**About this task**
Retype all of the data exactly as given.

[Items from an interface collection]

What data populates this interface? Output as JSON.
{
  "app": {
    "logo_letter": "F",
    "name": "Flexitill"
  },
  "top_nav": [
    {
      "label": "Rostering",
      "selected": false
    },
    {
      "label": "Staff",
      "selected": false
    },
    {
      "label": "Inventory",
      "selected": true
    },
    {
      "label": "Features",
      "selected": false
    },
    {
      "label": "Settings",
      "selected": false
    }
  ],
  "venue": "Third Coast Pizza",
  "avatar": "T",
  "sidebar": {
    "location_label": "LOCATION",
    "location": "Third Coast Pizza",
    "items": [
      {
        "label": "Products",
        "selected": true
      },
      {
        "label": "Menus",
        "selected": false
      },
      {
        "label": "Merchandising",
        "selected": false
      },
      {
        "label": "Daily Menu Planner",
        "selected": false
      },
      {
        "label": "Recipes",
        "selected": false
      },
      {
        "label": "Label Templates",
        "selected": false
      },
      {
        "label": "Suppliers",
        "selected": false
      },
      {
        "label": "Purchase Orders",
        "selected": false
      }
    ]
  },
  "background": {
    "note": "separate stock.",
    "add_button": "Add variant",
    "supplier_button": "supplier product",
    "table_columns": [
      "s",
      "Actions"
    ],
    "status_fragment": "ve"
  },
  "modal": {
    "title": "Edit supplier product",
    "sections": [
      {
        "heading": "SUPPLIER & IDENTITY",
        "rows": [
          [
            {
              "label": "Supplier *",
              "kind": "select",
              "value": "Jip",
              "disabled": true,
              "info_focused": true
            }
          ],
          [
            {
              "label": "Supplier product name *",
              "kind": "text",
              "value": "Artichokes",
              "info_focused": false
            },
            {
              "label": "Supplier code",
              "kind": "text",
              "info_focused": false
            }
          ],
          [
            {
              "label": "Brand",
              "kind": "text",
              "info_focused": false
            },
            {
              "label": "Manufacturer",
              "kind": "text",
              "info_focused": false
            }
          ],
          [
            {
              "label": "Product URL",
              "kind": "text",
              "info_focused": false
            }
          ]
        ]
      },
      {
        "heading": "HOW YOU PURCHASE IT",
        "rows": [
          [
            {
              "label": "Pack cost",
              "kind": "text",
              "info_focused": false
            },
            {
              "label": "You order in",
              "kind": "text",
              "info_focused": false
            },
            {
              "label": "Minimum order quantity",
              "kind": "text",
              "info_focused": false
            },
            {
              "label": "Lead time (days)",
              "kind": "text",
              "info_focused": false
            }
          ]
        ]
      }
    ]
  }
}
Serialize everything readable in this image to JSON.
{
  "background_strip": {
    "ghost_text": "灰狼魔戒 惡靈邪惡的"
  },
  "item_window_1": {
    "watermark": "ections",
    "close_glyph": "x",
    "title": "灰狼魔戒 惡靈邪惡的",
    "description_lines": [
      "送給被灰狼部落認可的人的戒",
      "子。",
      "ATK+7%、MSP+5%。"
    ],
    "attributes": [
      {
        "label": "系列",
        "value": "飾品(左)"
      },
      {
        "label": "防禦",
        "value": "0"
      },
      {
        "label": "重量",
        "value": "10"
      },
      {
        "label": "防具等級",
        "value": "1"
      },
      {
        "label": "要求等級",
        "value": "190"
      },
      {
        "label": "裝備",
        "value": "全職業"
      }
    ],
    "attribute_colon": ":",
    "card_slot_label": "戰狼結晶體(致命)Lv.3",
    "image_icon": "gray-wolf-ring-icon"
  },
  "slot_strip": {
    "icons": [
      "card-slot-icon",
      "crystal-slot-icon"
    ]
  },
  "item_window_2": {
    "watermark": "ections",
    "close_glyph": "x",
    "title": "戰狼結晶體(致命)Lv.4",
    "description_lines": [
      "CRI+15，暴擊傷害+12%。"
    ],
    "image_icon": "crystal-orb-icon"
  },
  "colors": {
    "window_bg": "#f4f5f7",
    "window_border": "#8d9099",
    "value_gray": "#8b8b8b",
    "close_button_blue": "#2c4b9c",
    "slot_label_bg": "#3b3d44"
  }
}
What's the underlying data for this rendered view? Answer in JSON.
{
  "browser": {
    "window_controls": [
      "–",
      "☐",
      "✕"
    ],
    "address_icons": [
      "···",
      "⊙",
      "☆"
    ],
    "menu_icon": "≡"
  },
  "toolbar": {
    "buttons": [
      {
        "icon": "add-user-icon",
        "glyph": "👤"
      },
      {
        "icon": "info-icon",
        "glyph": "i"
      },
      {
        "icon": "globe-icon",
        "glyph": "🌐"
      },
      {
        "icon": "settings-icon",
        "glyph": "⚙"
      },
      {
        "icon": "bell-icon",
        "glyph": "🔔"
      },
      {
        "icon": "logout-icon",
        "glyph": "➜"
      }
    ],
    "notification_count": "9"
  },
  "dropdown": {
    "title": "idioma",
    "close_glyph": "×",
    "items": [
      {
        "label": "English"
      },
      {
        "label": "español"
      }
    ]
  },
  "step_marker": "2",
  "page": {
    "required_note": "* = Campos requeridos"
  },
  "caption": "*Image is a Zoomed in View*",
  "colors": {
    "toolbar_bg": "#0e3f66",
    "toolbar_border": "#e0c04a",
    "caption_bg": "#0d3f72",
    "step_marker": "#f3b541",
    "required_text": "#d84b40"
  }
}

**Worked solution**
What data populates this interface? Output as JSON.
{
  "app": {
    "logo_letter": "F",
    "name": "Flexitill"
  },
  "top_nav": [
    {
      "label": "Rostering",
      "selected": false
    },
    {
      "label": "Staff",
      "selected": false
    },
    {
      "label": "Inventory",
      "selected": true
    },
    {
      "label": "Features",
      "selected": false
    },
    {
      "label": "Settings",
      "selected": false
    }
  ],
  "venue": "Third Coast Pizza",
  "avatar": "T",
  "sidebar": {
    "location_label": "LOCATION",
    "location": "Third Coast Pizza",
    "items": [
      {
        "label": "Products",
        "selected": true
      },
      {
        "label": "Menus",
        "selected": false
      },
      {
        "label": "Merchandising",
        "selected": false
      },
      {
        "label": "Daily Menu Planner",
        "selected": false
      },
      {
        "label": "Recipes",
        "selected": false
      },
      {
        "label": "Label Templates",
        "selected": false
      },
      {
        "label": "Suppliers",
        "selected": false
      },
      {
        "label": "Purchase Orders",
        "selected": false
      }
    ]
  },
  "background": {
    "note": "separate stock.",
    "add_button": "Add variant",
    "supplier_button": "supplier product",
    "table_columns": [
      "s",
      "Actions"
    ],
    "status_fragment": "ve"
  },
  "modal": {
    "title": "Edit supplier product",
    "sections": [
      {
        "heading": "SUPPLIER & IDENTITY",
        "rows": [
          [
            {
              "label": "Supplier *",
              "kind": "select",
              "value": "Jip",
              "disabled": true,
              "info_focused": true
            }
          ],
          [
            {
              "label": "Supplier product name *",
              "kind": "text",
              "value": "Artichokes",
              "info_focused": false
            },
            {
              "label": "Supplier code",
              "kind": "text",
              "info_focused": false
            }
          ],
          [
            {
              "label": "Brand",
              "kind": "text",
              "info_focused": false
            },
            {
              "label": "Manufacturer",
              "kind": "text",
              "info_focused": false
            }
          ],
          [
            {
              "label": "Product URL",
              "kind": "text",
              "info_focused": false
            }
          ]
        ]
      },
      {
        "heading": "HOW YOU PURCHASE IT",
        "rows": [
          [
            {
              "label": "Pack cost",
              "kind": "text",
              "info_focused": false
            },
            {
              "label": "You order in",
              "kind": "text",
              "info_focused": false
            },
            {
              "label": "Minimum order quantity",
              "kind": "text",
              "info_focused": false
            },
            {
              "label": "Lead time (days)",
              "kind": "text",
              "info_focused": false
            }
          ]
        ]
      }
    ]
  }
}
Serialize everything readable in this image to JSON.
{
  "background_strip": {
    "ghost_text": "灰狼魔戒 惡靈邪惡的"
  },
  "item_window_1": {
    "watermark": "ections",
    "close_glyph": "x",
    "title": "灰狼魔戒 惡靈邪惡的",
    "description_lines": [
      "送給被灰狼部落認可的人的戒",
      "子。",
      "ATK+7%、MSP+5%。"
    ],
    "attributes": [
      {
        "label": "系列",
        "value": "飾品(左)"
      },
      {
        "label": "防禦",
        "value": "0"
      },
      {
        "label": "重量",
        "value": "10"
      },
      {
        "label": "防具等級",
        "value": "1"
      },
      {
        "label": "要求等級",
        "value": "190"
      },
      {
        "label": "裝備",
        "value": "全職業"
      }
    ],
    "attribute_colon": ":",
    "card_slot_label": "戰狼結晶體(致命)Lv.3",
    "image_icon": "gray-wolf-ring-icon"
  },
  "slot_strip": {
    "icons": [
      "card-slot-icon",
      "crystal-slot-icon"
    ]
  },
  "item_window_2": {
    "watermark": "ections",
    "close_glyph": "x",
    "title": "戰狼結晶體(致命)Lv.4",
    "description_lines": [
      "CRI+15，暴擊傷害+12%。"
    ],
    "image_icon": "crystal-orb-icon"
  },
  "colors": {
    "window_bg": "#f4f5f7",
    "window_border": "#8d9099",
    "value_gray": "#8b8b8b",
    "close_button_blue": "#2c4b9c",
    "slot_label_bg": "#3b3d44"
  }
}
What's the underlying data for this rendered view? Answer in JSON.
{
  "browser": {
    "window_controls": [
      "–",
      "☐",
      "✕"
    ],
    "address_icons": [
      "···",
      "⊙",
      "☆"
    ],
    "menu_icon": "≡"
  },
  "toolbar": {
    "buttons": [
      {
        "icon": "add-user-icon",
        "glyph": "👤"
      },
      {
        "icon": "info-icon",
        "glyph": "i"
      },
      {
        "icon": "globe-icon",
        "glyph": "🌐"
      },
      {
        "icon": "settings-icon",
        "glyph": "⚙"
      },
      {
        "icon": "bell-icon",
        "glyph": "🔔"
      },
      {
        "icon": "logout-icon",
        "glyph": "➜"
      }
    ],
    "notification_count": "9"
  },
  "dropdown": {
    "title": "idioma",
    "close_glyph": "×",
    "items": [
      {
        "label": "English"
      },
      {
        "label": "español"
      }
    ]
  },
  "step_marker": "2",
  "page": {
    "required_note": "* = Campos requeridos"
  },
  "caption": "*Image is a Zoomed in View*",
  "colors": {
    "toolbar_bg": "#0e3f66",
    "toolbar_border": "#e0c04a",
    "caption_bg": "#0d3f72",
    "step_marker": "#f3b541",
    "required_text": "#d84b40"
  }
}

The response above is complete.